When did the US reject the League of Nations?
Failed Senate Votes Means US Rejects the League
In November 1919 and in March 1920, the US Senate voted on the Treaty of Versailles, which contained the provision for America's entry into the League of Nations. Both votes failed to achieve the necessary ⅔ majority for ratification.
Non-membership of the League of Nations
Despite Woodrow Wilson chairing the committee which drafted the Treaty of Versailles Covenant, America voted against becoming official members of the League of Nations in 1919.
At the end of World War I, President Wilson proposed the League of Nations as a way to facilitate international cooperation and avoid future wars. Other allied nations embraced the idea. However, Congress rejected the League of Nations.
American absence defanged the League, making it unable to effectively enforce its decisions, as without America's military presence the League lost the ability to create a formidable standing army, and so none was established.

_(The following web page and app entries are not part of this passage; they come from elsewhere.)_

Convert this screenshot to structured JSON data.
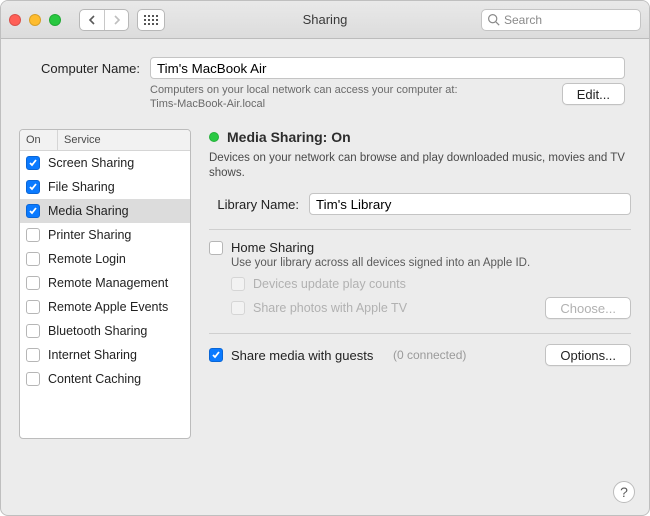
{
  "window": {
    "title": "Sharing",
    "search_placeholder": "Search"
  },
  "computer_name": {
    "label": "Computer Name:",
    "value": "Tim's MacBook Air",
    "sub1": "Computers on your local network can access your computer at:",
    "sub2": "Tims-MacBook-Air.local",
    "edit": "Edit..."
  },
  "services": {
    "col_on": "On",
    "col_service": "Service",
    "items": [
      {
        "label": "Screen Sharing",
        "on": true,
        "selected": false
      },
      {
        "label": "File Sharing",
        "on": true,
        "selected": false
      },
      {
        "label": "Media Sharing",
        "on": true,
        "selected": true
      },
      {
        "label": "Printer Sharing",
        "on": false,
        "selected": false
      },
      {
        "label": "Remote Login",
        "on": false,
        "selected": false
      },
      {
        "label": "Remote Management",
        "on": false,
        "selected": false
      },
      {
        "label": "Remote Apple Events",
        "on": false,
        "selected": false
      },
      {
        "label": "Bluetooth Sharing",
        "on": false,
        "selected": false
      },
      {
        "label": "Internet Sharing",
        "on": false,
        "selected": false
      },
      {
        "label": "Content Caching",
        "on": false,
        "selected": false
      }
    ]
  },
  "detail": {
    "status_text": "Media Sharing: On",
    "status_color": "#29c943",
    "desc": "Devices on your network can browse and play downloaded music, movies and TV shows.",
    "library_label": "Library Name:",
    "library_value": "Tim's Library",
    "home_label": "Home Sharing",
    "home_on": false,
    "home_desc": "Use your library across all devices signed into an Apple ID.",
    "sub1": {
      "label": "Devices update play counts",
      "on": false,
      "disabled": true
    },
    "sub2": {
      "label": "Share photos with Apple TV",
      "on": false,
      "disabled": true
    },
    "choose": "Choose...",
    "share_guests": {
      "label": "Share media with guests",
      "on": true
    },
    "guests_count": "(0 connected)",
    "options": "Options..."
  },
  "help": "?"
}
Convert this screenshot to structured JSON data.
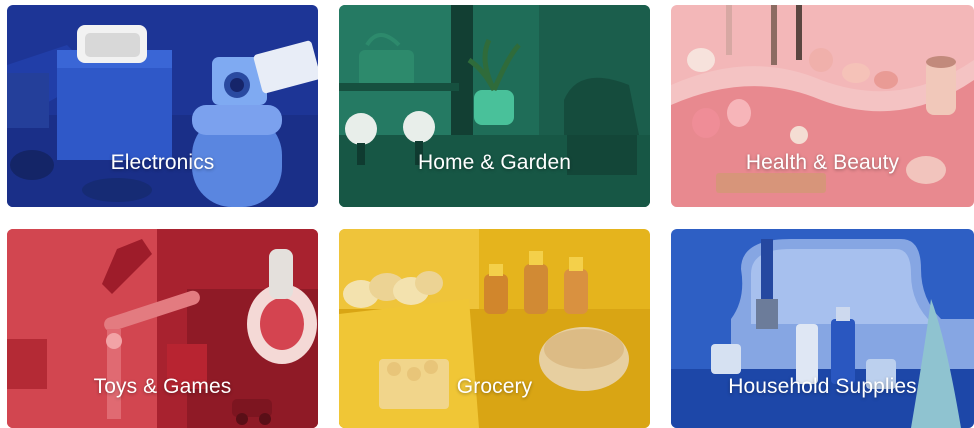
{
  "categories": [
    {
      "label": "Electronics",
      "color": "#1f3fa6"
    },
    {
      "label": "Home & Garden",
      "color": "#1f6e58"
    },
    {
      "label": "Health & Beauty",
      "color": "#ef9fa3"
    },
    {
      "label": "Toys & Games",
      "color": "#c7323e"
    },
    {
      "label": "Grocery",
      "color": "#e2b21b"
    },
    {
      "label": "Household Supplies",
      "color": "#2750b0"
    }
  ]
}
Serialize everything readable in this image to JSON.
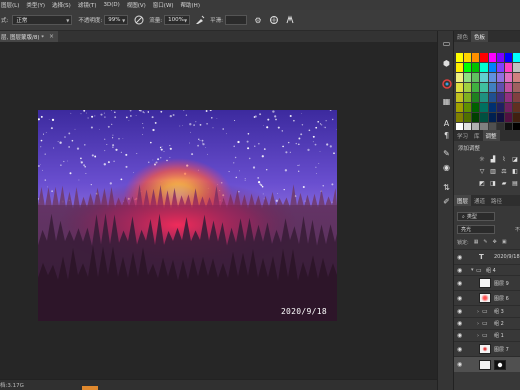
{
  "menubar": {
    "items": [
      "图层(L)",
      "类型(Y)",
      "选择(S)",
      "滤镜(T)",
      "3D(D)",
      "视图(V)",
      "窗口(W)",
      "帮助(H)"
    ]
  },
  "options": {
    "mode_label": "式:",
    "mode_value": "正常",
    "opacity_label": "不透明度:",
    "opacity_value": "99%",
    "flow_label": "流量:",
    "flow_value": "100%",
    "smooth_label": "平滑:"
  },
  "document": {
    "tab_title": "层, 图层蒙版/8) *",
    "close": "×",
    "date_text": "2020/9/18"
  },
  "status": {
    "doc_size": "档:3.17G"
  },
  "panels": {
    "top_tabs": [
      "颜色",
      "色板"
    ],
    "mid_tabs": [
      "学习",
      "库",
      "调整"
    ],
    "adjust_title": "添加调整",
    "layer_tabs": [
      "图层",
      "通道",
      "路径"
    ],
    "filter_label": "类型",
    "blend_mode": "亮光",
    "opacity_prefix": "不",
    "lock_label": "锁定:"
  },
  "layers": [
    {
      "name": "2020/9/18",
      "kind": "text"
    },
    {
      "name": "组 4",
      "kind": "group"
    },
    {
      "name": "图层 9",
      "kind": "layer"
    },
    {
      "name": "图层 6",
      "kind": "layer"
    },
    {
      "name": "组 3",
      "kind": "group"
    },
    {
      "name": "组 2",
      "kind": "group"
    },
    {
      "name": "组 1",
      "kind": "group"
    },
    {
      "name": "图层 7",
      "kind": "layer"
    },
    {
      "name": "",
      "kind": "layer"
    }
  ],
  "colors": {
    "accent_orange": "#e0892e",
    "ui_dark": "#262626",
    "panel_bg": "#3a3a3a"
  }
}
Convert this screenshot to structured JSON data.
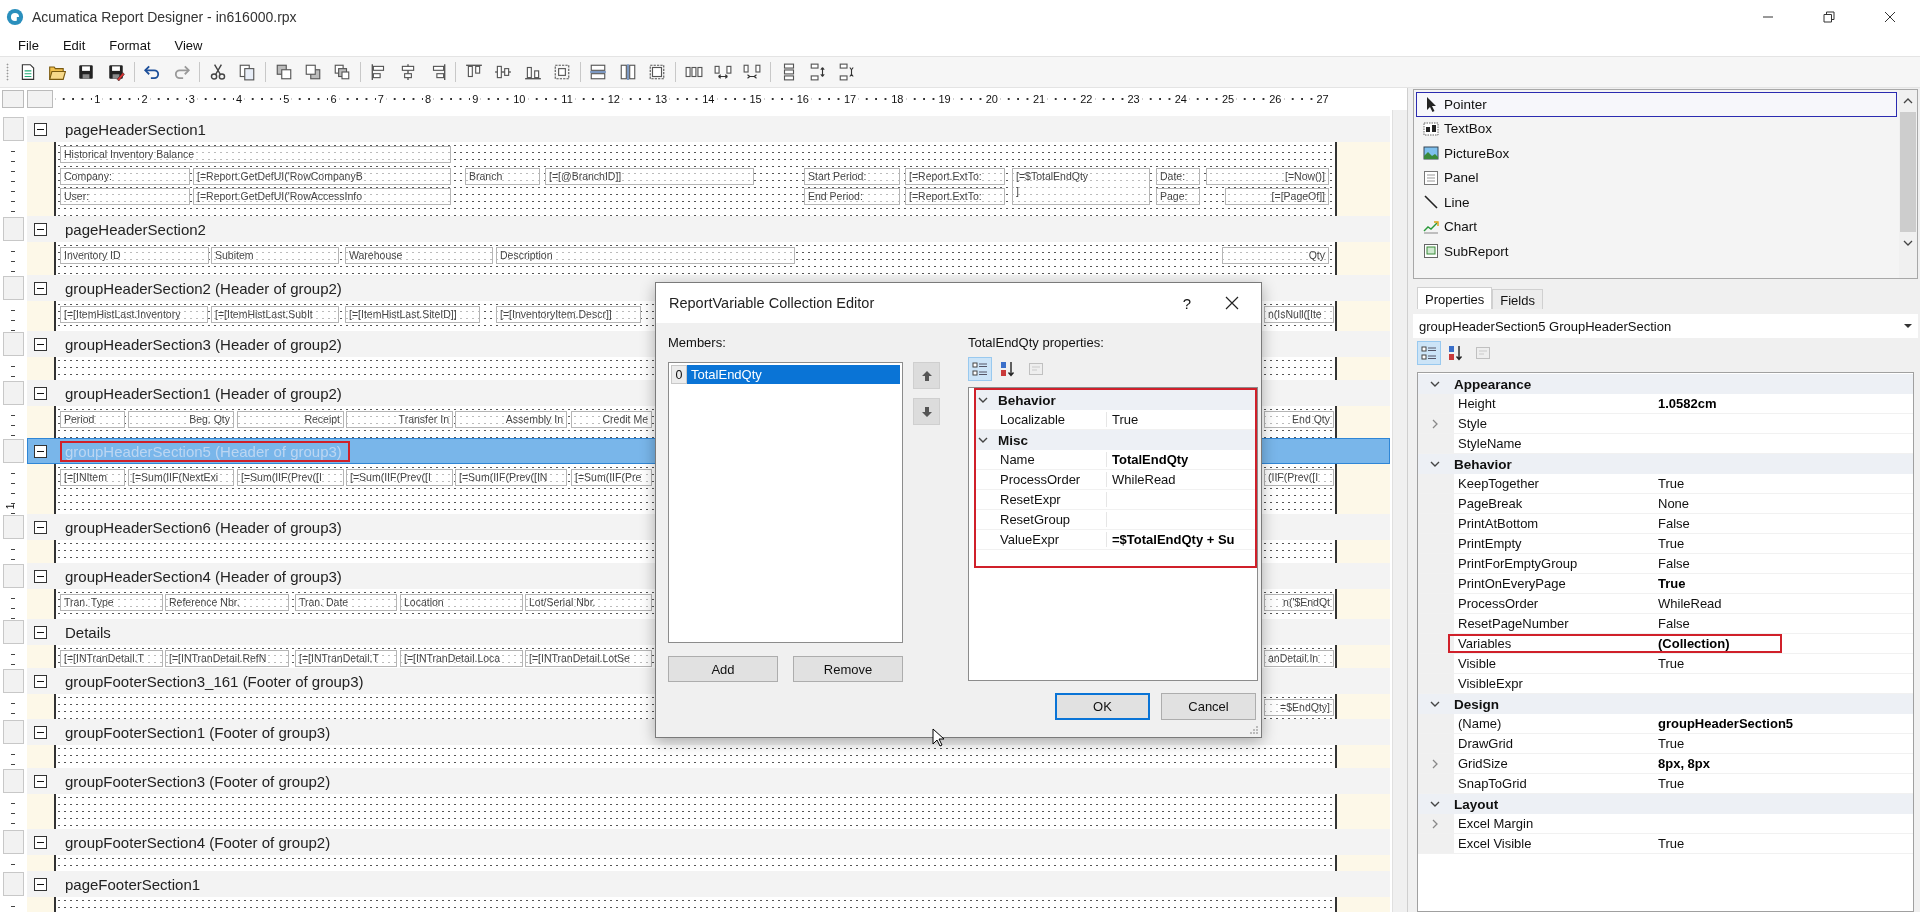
{
  "window": {
    "title": "Acumatica Report Designer - in616000.rpx"
  },
  "menu": [
    "File",
    "Edit",
    "Format",
    "View"
  ],
  "ruler": [
    "1",
    "2",
    "3",
    "4",
    "5",
    "6",
    "7",
    "8",
    "9",
    "10",
    "11",
    "12",
    "13",
    "14",
    "15",
    "16",
    "17",
    "18",
    "19",
    "20",
    "21",
    "22",
    "23",
    "24",
    "25",
    "26",
    "27"
  ],
  "sections": [
    {
      "title": "pageHeaderSection1",
      "selected": false,
      "highlighted": false,
      "fields": [
        "Historical Inventory Balance",
        "Company:",
        "[=Report.GetDefUI('RowCompanyB",
        "Branch",
        "[=[@BranchID]]",
        "Start Period:",
        "[=Report.ExtTo:",
        "[=$TotalEndQty\n]",
        "Date:",
        "[=Now()]",
        "User:",
        "[=Report.GetDefUI('RowAccessInfo",
        "End Period:",
        "[=Report.ExtTo:",
        "Page:",
        "[=[PageOf]]"
      ]
    },
    {
      "title": "pageHeaderSection2",
      "selected": false,
      "highlighted": false,
      "fields": [
        "Inventory ID",
        "Subitem",
        "Warehouse",
        "Description",
        "Qty"
      ]
    },
    {
      "title": "groupHeaderSection2 (Header of group2)",
      "selected": false,
      "highlighted": false,
      "fields": [
        "[=[ItemHistLast.Inventory",
        "[=[ItemHistLast.SubIt",
        "[=[ItemHistLast.SiteID]]",
        "[=[InventoryItem.Descr]]",
        "n(IsNull([Ite"
      ]
    },
    {
      "title": "groupHeaderSection3 (Header of group2)",
      "selected": false,
      "highlighted": false
    },
    {
      "title": "groupHeaderSection1 (Header of group2)",
      "selected": false,
      "highlighted": false,
      "fields": [
        "Period",
        "Beg. Qty",
        "Receipt",
        "Transfer In",
        "Assembly In",
        "Credit Me",
        "End Qty"
      ]
    },
    {
      "title": "groupHeaderSection5 (Header of group3)",
      "selected": true,
      "highlighted": true,
      "ruler_mark": "1",
      "fields": [
        "[=[INItem",
        "[=Sum(IIF(NextExi",
        "[=Sum(IIF(Prev([I",
        "[=Sum(IIF(Prev([I",
        "[=Sum(IIF(Prev([IN",
        "[=Sum(IIF(Pre",
        "(IIF(Prev([I"
      ]
    },
    {
      "title": "groupHeaderSection6 (Header of group3)",
      "selected": false,
      "highlighted": false
    },
    {
      "title": "groupHeaderSection4 (Header of group3)",
      "selected": false,
      "highlighted": false,
      "fields": [
        "Tran. Type",
        "Reference Nbr.",
        "Tran. Date",
        "Location",
        "Lot/Serial Nbr.",
        "n('$EndQt"
      ]
    },
    {
      "title": "Details",
      "selected": false,
      "highlighted": false,
      "fields": [
        "[=[INTranDetail.T",
        "[=[INTranDetail.RefN",
        "[=[INTranDetail.T",
        "[=[INTranDetail.Loca",
        "[=[INTranDetail.LotSe",
        "anDetail.In"
      ]
    },
    {
      "title": "groupFooterSection3_161 (Footer of group3)",
      "selected": false,
      "highlighted": false,
      "fields": [
        "=$EndQty]"
      ]
    },
    {
      "title": "groupFooterSection1 (Footer of group3)",
      "selected": false,
      "highlighted": false
    },
    {
      "title": "groupFooterSection3 (Footer of group2)",
      "selected": false,
      "highlighted": false
    },
    {
      "title": "groupFooterSection4 (Footer of group2)",
      "selected": false,
      "highlighted": false
    },
    {
      "title": "pageFooterSection1",
      "selected": false,
      "highlighted": false
    }
  ],
  "toolbox": [
    {
      "label": "Pointer",
      "selected": true
    },
    {
      "label": "TextBox",
      "selected": false
    },
    {
      "label": "PictureBox",
      "selected": false
    },
    {
      "label": "Panel",
      "selected": false
    },
    {
      "label": "Line",
      "selected": false
    },
    {
      "label": "Chart",
      "selected": false
    },
    {
      "label": "SubReport",
      "selected": false
    }
  ],
  "properties": {
    "tabs": [
      {
        "label": "Properties",
        "selected": true
      },
      {
        "label": "Fields",
        "selected": false
      }
    ],
    "object": "groupHeaderSection5 GroupHeaderSection",
    "view_buttons": [
      {
        "kind": "categorized",
        "selected": true,
        "disabled": false
      },
      {
        "kind": "alphabetical",
        "selected": false,
        "disabled": false
      },
      {
        "kind": "pages",
        "selected": false,
        "disabled": true
      }
    ],
    "categories": [
      {
        "name": "Appearance",
        "expanded": true,
        "rows": [
          {
            "name": "Height",
            "value": "1.0582cm",
            "modified": true,
            "expandable": false,
            "highlighted": false
          },
          {
            "name": "Style",
            "expandable": true,
            "highlighted": false
          },
          {
            "name": "StyleName",
            "expandable": false,
            "highlighted": false
          }
        ]
      },
      {
        "name": "Behavior",
        "expanded": true,
        "rows": [
          {
            "name": "KeepTogether",
            "value": "True",
            "modified": false,
            "expandable": false,
            "highlighted": false
          },
          {
            "name": "PageBreak",
            "value": "None",
            "modified": false,
            "expandable": false,
            "highlighted": false
          },
          {
            "name": "PrintAtBottom",
            "value": "False",
            "modified": false,
            "expandable": false,
            "highlighted": false
          },
          {
            "name": "PrintEmpty",
            "value": "True",
            "modified": false,
            "expandable": false,
            "highlighted": false
          },
          {
            "name": "PrintForEmptyGroup",
            "value": "False",
            "modified": false,
            "expandable": false,
            "highlighted": false
          },
          {
            "name": "PrintOnEveryPage",
            "value": "True",
            "modified": true,
            "expandable": false,
            "highlighted": false
          },
          {
            "name": "ProcessOrder",
            "value": "WhileRead",
            "modified": false,
            "expandable": false,
            "highlighted": false
          },
          {
            "name": "ResetPageNumber",
            "value": "False",
            "modified": false,
            "expandable": false,
            "highlighted": false
          },
          {
            "name": "Variables",
            "value": "(Collection)",
            "modified": true,
            "expandable": false,
            "highlighted": true
          },
          {
            "name": "Visible",
            "value": "True",
            "modified": false,
            "expandable": false,
            "highlighted": false
          },
          {
            "name": "VisibleExpr",
            "expandable": false,
            "highlighted": false
          }
        ]
      },
      {
        "name": "Design",
        "expanded": true,
        "rows": [
          {
            "name": "(Name)",
            "value": "groupHeaderSection5",
            "modified": true,
            "expandable": false,
            "highlighted": false
          },
          {
            "name": "DrawGrid",
            "value": "True",
            "modified": false,
            "expandable": false,
            "highlighted": false
          },
          {
            "name": "GridSize",
            "value": "8px, 8px",
            "modified": true,
            "expandable": true,
            "highlighted": false
          },
          {
            "name": "SnapToGrid",
            "value": "True",
            "modified": false,
            "expandable": false,
            "highlighted": false
          }
        ]
      },
      {
        "name": "Layout",
        "expanded": true,
        "rows": [
          {
            "name": "Excel Margin",
            "expandable": true,
            "highlighted": false
          },
          {
            "name": "Excel Visible",
            "value": "True",
            "modified": false,
            "expandable": false,
            "highlighted": false
          }
        ]
      }
    ]
  },
  "dialog": {
    "title": "ReportVariable Collection Editor",
    "help": "?",
    "members_label": "Members:",
    "members": [
      {
        "index": "0",
        "name": "TotalEndQty",
        "selected": true
      }
    ],
    "properties_label": "TotalEndQty properties:",
    "view_buttons": [
      {
        "kind": "categorized",
        "selected": true,
        "disabled": false
      },
      {
        "kind": "alphabetical",
        "selected": false,
        "disabled": false
      },
      {
        "kind": "pages",
        "selected": false,
        "disabled": true
      }
    ],
    "grid": {
      "highlighted": true,
      "categories": [
        {
          "name": "Behavior",
          "expanded": true,
          "rows": [
            {
              "name": "Localizable",
              "value": "True",
              "modified": false
            }
          ]
        },
        {
          "name": "Misc",
          "expanded": true,
          "rows": [
            {
              "name": "Name",
              "value": "TotalEndQty",
              "modified": true
            },
            {
              "name": "ProcessOrder",
              "value": "WhileRead",
              "modified": false
            },
            {
              "name": "ResetExpr"
            },
            {
              "name": "ResetGroup"
            },
            {
              "name": "ValueExpr",
              "value": "=$TotalEndQty + Su",
              "modified": true
            }
          ]
        }
      ]
    },
    "list_buttons": [
      "Add",
      "Remove"
    ],
    "buttons": [
      {
        "label": "OK",
        "default": true
      },
      {
        "label": "Cancel",
        "default": false
      }
    ]
  }
}
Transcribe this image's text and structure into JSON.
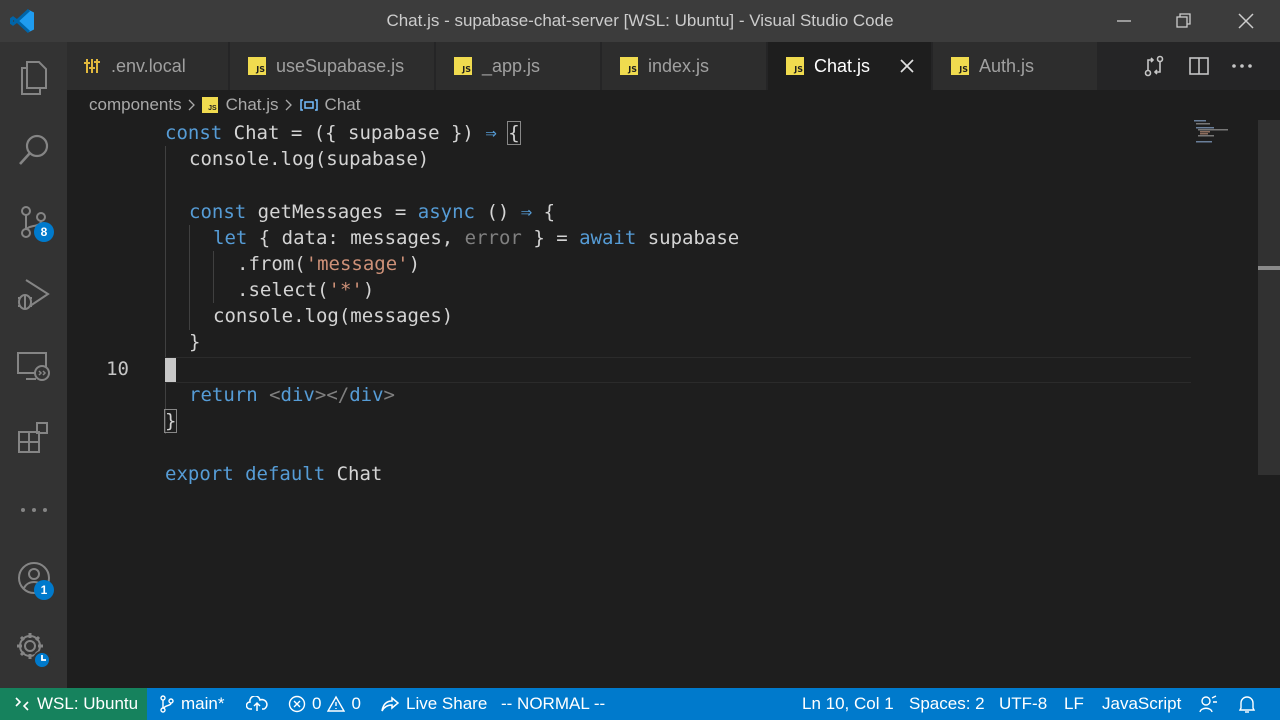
{
  "window": {
    "title": "Chat.js - supabase-chat-server [WSL: Ubuntu] - Visual Studio Code"
  },
  "activity_bar": {
    "scm_badge": "8",
    "accounts_badge": "1"
  },
  "tabs": [
    {
      "label": ".env.local",
      "icon": "settings-file-icon",
      "active": false
    },
    {
      "label": "useSupabase.js",
      "icon": "js-file-icon",
      "active": false
    },
    {
      "label": "_app.js",
      "icon": "js-file-icon",
      "active": false
    },
    {
      "label": "index.js",
      "icon": "js-file-icon",
      "active": false
    },
    {
      "label": "Chat.js",
      "icon": "js-file-icon",
      "active": true
    },
    {
      "label": "Auth.js",
      "icon": "js-file-icon",
      "active": false
    }
  ],
  "js_badge": "JS",
  "breadcrumb": {
    "folder": "components",
    "file": "Chat.js",
    "symbol": "Chat"
  },
  "editor": {
    "line_number": "10",
    "lines": {
      "l1": {
        "k1": "const",
        "t1": " Chat = ({ supabase }) ",
        "t2": "⇒",
        "t3": " ",
        "b": "{"
      },
      "l2": {
        "t1": "console.log(supabase)"
      },
      "l4": {
        "k1": "const",
        "t1": " getMessages = ",
        "k2": "async",
        "t2": " () ",
        "t3": "⇒",
        "t4": " {"
      },
      "l5": {
        "k1": "let",
        "t1": " { data: messages, ",
        "d1": "error",
        "t2": " } = ",
        "k2": "await",
        "t3": " supabase"
      },
      "l6": {
        "t1": ".from(",
        "s1": "'message'",
        "t2": ")"
      },
      "l7": {
        "t1": ".select(",
        "s1": "'*'",
        "t2": ")"
      },
      "l8": {
        "t1": "console.log(messages)"
      },
      "l9": {
        "t1": "}"
      },
      "l11": {
        "k1": "return",
        "t1": " ",
        "g1": "<",
        "n1": "div",
        "g2": "></",
        "n2": "div",
        "g3": ">"
      },
      "l12": {
        "b": "}"
      },
      "l14": {
        "k1": "export",
        "t1": " ",
        "k2": "default",
        "t2": " Chat"
      }
    }
  },
  "statusbar": {
    "remote": "WSL: Ubuntu",
    "branch": "main*",
    "errors": "0",
    "warnings": "0",
    "live_share": "Live Share",
    "mode": "-- NORMAL --",
    "position": "Ln 10, Col 1",
    "spaces": "Spaces: 2",
    "encoding": "UTF-8",
    "eol": "LF",
    "language": "JavaScript"
  },
  "colors": {
    "titlebar": "#3c3c3c",
    "activity_bar": "#333333",
    "editor_bg": "#1e1e1e",
    "statusbar": "#007acc",
    "remote": "#16825d",
    "keyword": "#569cd6",
    "string": "#ce9178",
    "js_icon": "#f0db4f"
  }
}
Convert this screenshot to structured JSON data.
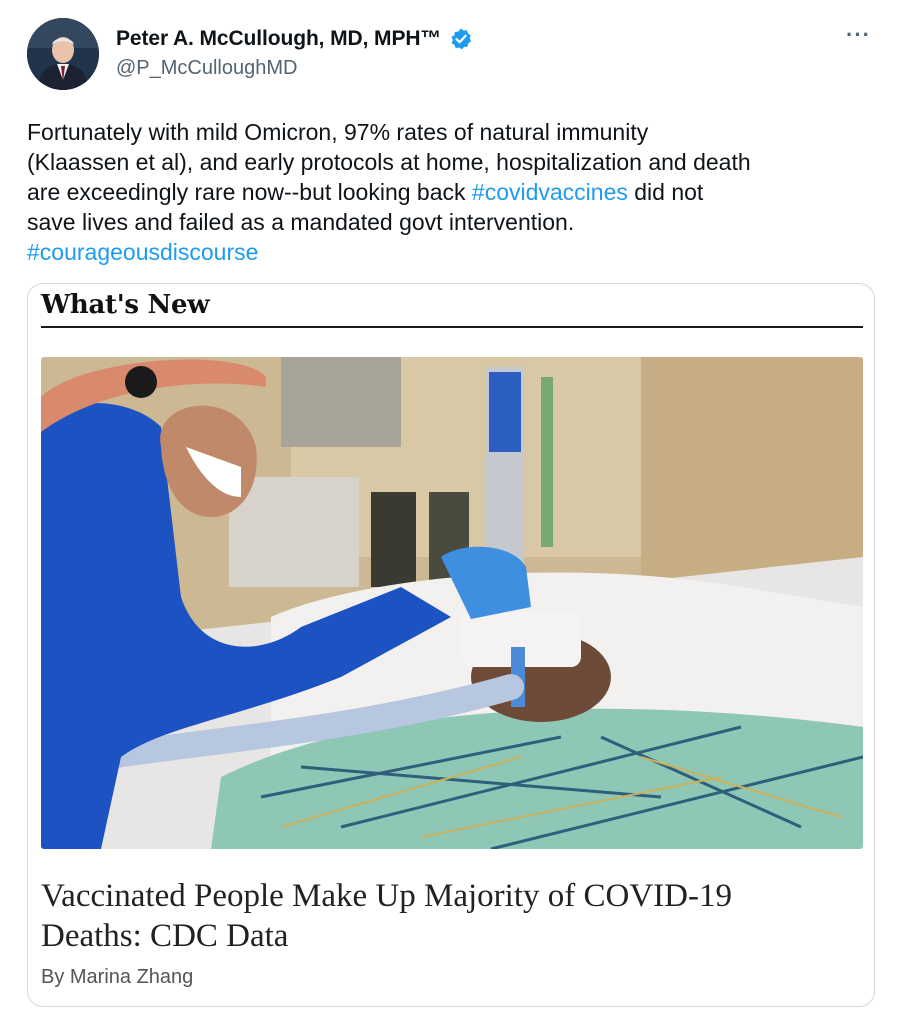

The League failed when attempting at worldwide disarmament. This barely even got started as the 'Big 4' only reduced their armed forces by a miniscule amount before worrying about self-defence. Britain's excuse was it had to 'protect' other weaker nations. Only the Germans ended up disarming.
The Senate opposition to the Versailles Treaty had arisen mainly in reaction to the collective security provisions in the Covenant of the League of Nations, which was to be established under the treaty. They saw these as an unconstitutional constraint on America's freedom of action in international affairs.
Why did the US reject the Treaty of Versailles? The US viewed the treaty as it not being able to build lasting peace. Many Americans objected to the settlement especially Woodrow Wilson's League of Nations. With this, the US made a treaty years later with Germany and its allies.
The United States did not join the League of Nations primarily due to the opposition of the U.S. Senate. Many senators were concerned that joining the League would undermine the nation's sovereignty and force it into conflicts it had no interest in.
The First World War was America's first debut as a global military power, and although many Americans were swept up in a patriotic call to arms, a small but vocal minority of socialists, anarchists, pacifists and civil libertarians opposed American militarism.
The United States did not join the League of Nations at the end of World War I primarily due to opposition in the US Senate. The Senate was concerned about the potential loss of American sovereignty and the possibility of being dragged into future conflicts without the ability to make independent decisions.
Why was the United States concerned about agreement 2 quizlet?
Agreement 2 Neither North Vietnam nor South Vietnam would join alliances with outside parties, and general elections to unify the country were scheduled for 1956. Why was the United States concerned about Agreement 2? A Officials believed the election would lead to a civil war and revolution.
Lodge's key objection to the League of Nations was Article X, which required all signatory nations to repel aggression of any kind if ordered to do so by the League. Lodge rejected an open-ended commitment that might subordinate the national security interests of the United States to the demands of the League.
In the end, the U.S. did not join the League, despite being its main architects. The League failed to intervene in many conflicts leading up to World War II, including the Italian invasion of Abyssinia, the Spanish Civil War, and the Second Sino-Japanese War.
What effects did the U.S. Senate's refusal to ratify the Treaty of Versailles have? it meant that the US could not join the League of Nations, which without the US, it could not be as effective and would in turn be weakened.
Why did the League of Nations fail? There had to be unanimity for decisions that were taken. Unanimity made it really hard for the League to do anything. The League suffered big time from the absence of major powers — Germany, Japan, Italy ultimately left — and the lack of U.S. participation.